sols 3535-3540, Jan. 2, 2014-Jan. 7, 2014
Opportunity landed on Mars on Jan. 24, 2004 PST (Jan. 25, 2004 UTC) on what was to be a three-month mission, but instead the rover has lived beyond its prime mission and roved the planet for nearly 10 years.
Mission highlights, including a gallery of selected images from both rovers is at http://mars.nasa.gov/mer10/.
Opportunity is currently at "Solander Point" at the rim of Endeavour Crater, maintaining favorable northerly tilts for improved energy production.
The rover is positioned on the edge of an exposed outcrop where orbital observations suggest the possible presence of small amounts of clay minerals. The rover has been finishing up analysis of the "Cape Darby" area before moving on toward what the team believes will be her winter location.
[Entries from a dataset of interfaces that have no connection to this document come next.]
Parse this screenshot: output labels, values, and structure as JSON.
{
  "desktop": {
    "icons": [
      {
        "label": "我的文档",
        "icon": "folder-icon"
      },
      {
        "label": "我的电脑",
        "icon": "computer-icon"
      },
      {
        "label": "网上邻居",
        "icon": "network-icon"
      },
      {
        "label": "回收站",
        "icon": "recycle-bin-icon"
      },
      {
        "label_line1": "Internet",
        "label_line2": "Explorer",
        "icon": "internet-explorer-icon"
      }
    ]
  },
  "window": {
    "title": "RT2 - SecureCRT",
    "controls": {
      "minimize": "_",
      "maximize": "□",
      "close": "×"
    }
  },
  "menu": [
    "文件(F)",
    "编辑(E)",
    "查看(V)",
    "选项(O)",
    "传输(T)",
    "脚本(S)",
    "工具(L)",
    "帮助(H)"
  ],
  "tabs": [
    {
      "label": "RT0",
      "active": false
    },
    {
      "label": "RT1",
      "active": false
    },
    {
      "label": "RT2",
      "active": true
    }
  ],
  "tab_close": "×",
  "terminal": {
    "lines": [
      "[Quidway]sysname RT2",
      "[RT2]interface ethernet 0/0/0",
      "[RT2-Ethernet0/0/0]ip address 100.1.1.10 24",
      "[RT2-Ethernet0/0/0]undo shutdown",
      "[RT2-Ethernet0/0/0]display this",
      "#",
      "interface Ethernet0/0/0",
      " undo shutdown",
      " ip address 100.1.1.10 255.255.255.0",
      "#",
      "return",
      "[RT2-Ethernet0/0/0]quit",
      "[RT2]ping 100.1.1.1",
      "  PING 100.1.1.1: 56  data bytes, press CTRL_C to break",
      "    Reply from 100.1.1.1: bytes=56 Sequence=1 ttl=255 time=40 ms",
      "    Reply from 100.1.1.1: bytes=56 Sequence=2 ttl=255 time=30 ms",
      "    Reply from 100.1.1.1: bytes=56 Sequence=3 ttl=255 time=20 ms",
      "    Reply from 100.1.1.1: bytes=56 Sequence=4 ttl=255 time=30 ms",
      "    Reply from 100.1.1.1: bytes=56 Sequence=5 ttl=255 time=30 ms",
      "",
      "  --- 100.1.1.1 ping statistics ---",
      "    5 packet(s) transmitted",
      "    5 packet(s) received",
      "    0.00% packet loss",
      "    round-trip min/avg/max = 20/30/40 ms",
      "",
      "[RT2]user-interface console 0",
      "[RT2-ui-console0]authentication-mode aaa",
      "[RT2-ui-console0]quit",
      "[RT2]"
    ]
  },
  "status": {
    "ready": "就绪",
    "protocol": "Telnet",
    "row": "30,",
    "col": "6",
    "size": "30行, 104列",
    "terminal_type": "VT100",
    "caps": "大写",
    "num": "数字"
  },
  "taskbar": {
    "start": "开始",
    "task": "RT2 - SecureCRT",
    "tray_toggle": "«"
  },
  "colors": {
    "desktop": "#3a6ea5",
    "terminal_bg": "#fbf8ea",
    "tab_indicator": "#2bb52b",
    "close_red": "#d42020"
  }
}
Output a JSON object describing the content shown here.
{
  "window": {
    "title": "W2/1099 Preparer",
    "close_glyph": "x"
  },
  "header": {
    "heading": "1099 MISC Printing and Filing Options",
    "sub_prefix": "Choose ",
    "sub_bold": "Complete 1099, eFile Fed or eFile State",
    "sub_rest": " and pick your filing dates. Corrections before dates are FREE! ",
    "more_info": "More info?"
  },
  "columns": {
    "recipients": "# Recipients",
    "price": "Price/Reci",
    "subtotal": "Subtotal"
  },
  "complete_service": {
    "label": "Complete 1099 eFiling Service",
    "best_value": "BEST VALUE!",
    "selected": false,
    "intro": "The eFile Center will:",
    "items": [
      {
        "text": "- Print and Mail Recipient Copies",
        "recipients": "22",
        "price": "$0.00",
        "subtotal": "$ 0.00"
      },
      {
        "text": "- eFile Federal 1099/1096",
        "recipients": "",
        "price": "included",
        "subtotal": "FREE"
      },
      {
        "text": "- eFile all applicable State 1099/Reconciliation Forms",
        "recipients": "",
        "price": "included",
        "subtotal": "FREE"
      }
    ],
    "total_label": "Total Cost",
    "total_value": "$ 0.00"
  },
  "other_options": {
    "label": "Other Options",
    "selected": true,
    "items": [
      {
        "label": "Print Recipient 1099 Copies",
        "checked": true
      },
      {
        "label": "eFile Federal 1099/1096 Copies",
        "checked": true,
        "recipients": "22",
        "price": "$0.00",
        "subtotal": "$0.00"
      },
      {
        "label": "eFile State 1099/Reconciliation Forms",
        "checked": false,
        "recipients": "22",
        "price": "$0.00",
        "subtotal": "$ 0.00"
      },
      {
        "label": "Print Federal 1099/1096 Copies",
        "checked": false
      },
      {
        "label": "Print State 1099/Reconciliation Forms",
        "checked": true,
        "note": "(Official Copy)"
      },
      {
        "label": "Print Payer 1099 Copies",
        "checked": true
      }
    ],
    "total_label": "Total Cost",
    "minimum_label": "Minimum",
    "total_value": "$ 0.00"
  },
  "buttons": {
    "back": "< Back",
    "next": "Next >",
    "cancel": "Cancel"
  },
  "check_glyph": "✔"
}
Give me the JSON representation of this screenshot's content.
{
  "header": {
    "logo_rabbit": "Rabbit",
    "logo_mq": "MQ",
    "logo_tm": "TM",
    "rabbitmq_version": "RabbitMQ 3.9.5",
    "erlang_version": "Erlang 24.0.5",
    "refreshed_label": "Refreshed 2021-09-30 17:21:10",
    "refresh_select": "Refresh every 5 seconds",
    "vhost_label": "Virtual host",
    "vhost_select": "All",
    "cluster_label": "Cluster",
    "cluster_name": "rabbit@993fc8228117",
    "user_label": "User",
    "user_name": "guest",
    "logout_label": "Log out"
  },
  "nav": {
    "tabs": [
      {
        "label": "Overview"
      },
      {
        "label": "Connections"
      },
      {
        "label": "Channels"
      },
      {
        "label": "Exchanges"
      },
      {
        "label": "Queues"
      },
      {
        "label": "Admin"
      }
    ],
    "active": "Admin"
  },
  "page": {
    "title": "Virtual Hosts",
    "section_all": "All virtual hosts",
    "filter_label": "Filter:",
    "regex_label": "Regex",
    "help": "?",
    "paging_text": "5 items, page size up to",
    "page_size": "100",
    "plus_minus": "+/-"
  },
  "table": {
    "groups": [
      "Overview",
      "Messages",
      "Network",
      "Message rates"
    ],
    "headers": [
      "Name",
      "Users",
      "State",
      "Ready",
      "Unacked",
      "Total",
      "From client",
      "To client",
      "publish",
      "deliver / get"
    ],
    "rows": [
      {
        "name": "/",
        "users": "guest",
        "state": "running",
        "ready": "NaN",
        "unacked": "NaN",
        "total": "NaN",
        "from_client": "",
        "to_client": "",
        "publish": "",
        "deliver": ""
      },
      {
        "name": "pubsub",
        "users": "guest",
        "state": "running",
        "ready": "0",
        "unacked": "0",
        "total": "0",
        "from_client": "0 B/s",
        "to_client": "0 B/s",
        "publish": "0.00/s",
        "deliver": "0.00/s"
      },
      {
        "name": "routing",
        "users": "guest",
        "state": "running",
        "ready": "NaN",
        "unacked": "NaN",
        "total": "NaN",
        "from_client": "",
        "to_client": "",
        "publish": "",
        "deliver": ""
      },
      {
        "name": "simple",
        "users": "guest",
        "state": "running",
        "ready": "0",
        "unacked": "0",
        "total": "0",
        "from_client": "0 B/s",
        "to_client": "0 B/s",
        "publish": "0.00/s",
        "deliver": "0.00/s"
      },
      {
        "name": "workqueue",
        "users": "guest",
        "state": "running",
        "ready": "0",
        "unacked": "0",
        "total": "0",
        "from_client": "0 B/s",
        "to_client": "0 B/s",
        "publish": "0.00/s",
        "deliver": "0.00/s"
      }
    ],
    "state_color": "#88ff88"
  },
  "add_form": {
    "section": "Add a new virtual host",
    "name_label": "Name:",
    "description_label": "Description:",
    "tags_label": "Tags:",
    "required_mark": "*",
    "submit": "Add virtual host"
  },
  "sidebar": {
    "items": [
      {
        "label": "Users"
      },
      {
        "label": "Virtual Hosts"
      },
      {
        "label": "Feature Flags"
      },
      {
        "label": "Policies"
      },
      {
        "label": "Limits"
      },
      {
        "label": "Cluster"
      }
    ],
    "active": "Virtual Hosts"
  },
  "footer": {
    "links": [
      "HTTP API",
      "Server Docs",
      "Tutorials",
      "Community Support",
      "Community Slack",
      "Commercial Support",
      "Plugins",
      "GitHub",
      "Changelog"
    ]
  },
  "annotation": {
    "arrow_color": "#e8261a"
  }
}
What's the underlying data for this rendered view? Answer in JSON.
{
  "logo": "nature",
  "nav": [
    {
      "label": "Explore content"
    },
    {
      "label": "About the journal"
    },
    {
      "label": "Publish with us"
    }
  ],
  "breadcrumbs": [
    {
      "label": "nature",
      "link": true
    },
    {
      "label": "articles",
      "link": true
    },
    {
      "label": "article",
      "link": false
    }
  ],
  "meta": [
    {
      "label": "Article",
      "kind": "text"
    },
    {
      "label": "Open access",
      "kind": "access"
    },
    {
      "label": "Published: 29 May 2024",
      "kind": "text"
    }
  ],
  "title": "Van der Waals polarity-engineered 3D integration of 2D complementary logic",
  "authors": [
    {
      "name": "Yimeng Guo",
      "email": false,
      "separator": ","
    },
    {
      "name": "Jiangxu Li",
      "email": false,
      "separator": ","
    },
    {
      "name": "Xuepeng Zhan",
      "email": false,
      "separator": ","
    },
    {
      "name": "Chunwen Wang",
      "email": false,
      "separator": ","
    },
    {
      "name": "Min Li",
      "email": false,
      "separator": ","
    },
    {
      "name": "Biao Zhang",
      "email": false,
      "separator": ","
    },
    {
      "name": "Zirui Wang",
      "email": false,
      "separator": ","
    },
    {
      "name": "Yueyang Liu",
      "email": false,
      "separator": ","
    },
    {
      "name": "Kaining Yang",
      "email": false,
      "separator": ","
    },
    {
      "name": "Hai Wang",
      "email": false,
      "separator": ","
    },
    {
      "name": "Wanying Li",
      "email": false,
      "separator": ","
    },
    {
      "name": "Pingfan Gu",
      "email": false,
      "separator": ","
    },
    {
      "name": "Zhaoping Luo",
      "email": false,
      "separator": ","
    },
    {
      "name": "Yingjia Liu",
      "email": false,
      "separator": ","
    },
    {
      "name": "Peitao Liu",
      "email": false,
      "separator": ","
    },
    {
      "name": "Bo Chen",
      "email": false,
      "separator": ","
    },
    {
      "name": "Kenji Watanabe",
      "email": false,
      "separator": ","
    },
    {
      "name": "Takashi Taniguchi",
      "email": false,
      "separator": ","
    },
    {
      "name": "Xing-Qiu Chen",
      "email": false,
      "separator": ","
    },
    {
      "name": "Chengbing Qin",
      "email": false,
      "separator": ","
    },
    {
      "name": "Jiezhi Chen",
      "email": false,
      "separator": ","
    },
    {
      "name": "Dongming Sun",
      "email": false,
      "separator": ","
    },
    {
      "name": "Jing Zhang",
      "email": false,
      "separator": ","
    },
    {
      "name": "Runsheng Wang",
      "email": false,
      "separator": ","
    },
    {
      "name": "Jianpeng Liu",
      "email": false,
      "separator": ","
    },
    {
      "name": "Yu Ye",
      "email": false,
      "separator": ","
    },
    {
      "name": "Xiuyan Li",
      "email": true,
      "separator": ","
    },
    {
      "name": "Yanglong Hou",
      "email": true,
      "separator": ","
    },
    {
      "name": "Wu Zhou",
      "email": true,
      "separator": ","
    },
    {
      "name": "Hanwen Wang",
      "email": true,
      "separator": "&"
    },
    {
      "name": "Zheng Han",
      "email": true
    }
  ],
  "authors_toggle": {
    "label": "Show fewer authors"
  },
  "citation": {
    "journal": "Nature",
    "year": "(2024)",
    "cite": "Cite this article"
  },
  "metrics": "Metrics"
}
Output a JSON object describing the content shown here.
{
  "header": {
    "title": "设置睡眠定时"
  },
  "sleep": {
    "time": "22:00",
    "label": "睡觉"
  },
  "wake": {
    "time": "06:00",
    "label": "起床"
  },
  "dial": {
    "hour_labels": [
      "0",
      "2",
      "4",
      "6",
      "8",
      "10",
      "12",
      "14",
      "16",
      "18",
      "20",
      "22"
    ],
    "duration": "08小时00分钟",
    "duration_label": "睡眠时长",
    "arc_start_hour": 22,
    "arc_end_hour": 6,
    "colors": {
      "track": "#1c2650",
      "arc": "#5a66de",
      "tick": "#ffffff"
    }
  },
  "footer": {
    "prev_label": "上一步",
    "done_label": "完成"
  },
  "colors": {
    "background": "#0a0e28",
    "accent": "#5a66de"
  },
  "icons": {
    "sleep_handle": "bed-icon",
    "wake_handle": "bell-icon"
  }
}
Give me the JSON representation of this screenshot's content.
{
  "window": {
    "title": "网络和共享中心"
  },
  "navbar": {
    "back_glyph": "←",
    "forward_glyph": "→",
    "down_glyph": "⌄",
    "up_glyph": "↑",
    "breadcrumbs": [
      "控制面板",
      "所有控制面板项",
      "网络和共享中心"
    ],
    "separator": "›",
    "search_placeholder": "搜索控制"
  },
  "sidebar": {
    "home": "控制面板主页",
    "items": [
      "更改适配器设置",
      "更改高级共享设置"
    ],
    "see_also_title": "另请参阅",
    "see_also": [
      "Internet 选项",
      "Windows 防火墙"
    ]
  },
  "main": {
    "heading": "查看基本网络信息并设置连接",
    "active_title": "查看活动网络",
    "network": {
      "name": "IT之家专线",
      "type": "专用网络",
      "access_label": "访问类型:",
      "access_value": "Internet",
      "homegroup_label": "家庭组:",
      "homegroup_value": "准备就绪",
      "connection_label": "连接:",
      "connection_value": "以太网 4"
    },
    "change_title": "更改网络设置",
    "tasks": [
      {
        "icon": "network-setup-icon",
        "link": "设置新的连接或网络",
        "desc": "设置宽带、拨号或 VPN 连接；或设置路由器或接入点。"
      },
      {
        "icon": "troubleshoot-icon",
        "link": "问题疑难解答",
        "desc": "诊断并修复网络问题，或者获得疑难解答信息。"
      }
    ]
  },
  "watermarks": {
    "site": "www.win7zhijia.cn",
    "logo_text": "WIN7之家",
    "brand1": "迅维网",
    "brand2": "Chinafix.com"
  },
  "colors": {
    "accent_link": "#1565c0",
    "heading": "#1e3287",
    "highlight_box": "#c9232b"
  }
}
On Sol 3535 (Jan. 2, 2014) Opportunity finished up work on an offset target "Cape Darby 2," performing Microscopic Imaging (MI) and Alpha Particle X-ray Spectrometer (APXS) placement. The rover then bumped to a new target "Cape Elizabeth" on Sol 3540 (Jan. 7, 2014). In the meantime she took a few anniversary inspired images of herself and her tracks.
As of Sol 3540 (Jan. 7, 2014), the solar array energy production has improved to 360 watt-hours with an atmospheric opacity (Tau) of 0.563 and a solar array dust factor of 0.555.
Total odometry is 24.07 miles (38.73 kilometers).